[[ Material provided open ]]

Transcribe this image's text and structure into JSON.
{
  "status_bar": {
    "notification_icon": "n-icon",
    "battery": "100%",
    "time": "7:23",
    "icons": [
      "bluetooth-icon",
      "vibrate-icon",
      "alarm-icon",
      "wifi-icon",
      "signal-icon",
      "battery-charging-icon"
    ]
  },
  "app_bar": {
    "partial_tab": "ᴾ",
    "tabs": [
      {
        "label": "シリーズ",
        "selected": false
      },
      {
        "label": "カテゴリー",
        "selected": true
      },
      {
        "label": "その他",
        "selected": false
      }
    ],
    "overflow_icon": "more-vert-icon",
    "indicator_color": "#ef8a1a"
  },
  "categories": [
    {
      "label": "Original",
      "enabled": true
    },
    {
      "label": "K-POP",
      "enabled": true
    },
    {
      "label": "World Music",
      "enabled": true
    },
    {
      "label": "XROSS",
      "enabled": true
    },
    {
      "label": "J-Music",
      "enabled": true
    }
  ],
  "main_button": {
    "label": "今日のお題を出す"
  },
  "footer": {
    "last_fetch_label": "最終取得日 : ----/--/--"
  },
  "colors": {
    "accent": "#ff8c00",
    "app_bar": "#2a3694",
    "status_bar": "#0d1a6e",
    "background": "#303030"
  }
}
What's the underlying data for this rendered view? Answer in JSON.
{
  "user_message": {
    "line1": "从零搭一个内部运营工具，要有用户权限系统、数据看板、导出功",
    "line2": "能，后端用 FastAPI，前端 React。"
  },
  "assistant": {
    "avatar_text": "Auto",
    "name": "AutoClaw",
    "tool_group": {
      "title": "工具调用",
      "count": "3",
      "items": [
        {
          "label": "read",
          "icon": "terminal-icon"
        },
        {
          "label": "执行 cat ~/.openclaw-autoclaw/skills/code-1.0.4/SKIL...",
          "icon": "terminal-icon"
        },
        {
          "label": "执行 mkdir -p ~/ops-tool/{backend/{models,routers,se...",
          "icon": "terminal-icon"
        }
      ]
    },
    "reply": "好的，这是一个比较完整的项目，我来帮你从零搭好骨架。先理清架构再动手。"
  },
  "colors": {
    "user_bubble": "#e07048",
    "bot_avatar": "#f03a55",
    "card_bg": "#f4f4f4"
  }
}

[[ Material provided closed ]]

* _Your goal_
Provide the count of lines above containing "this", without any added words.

* _Solution_
2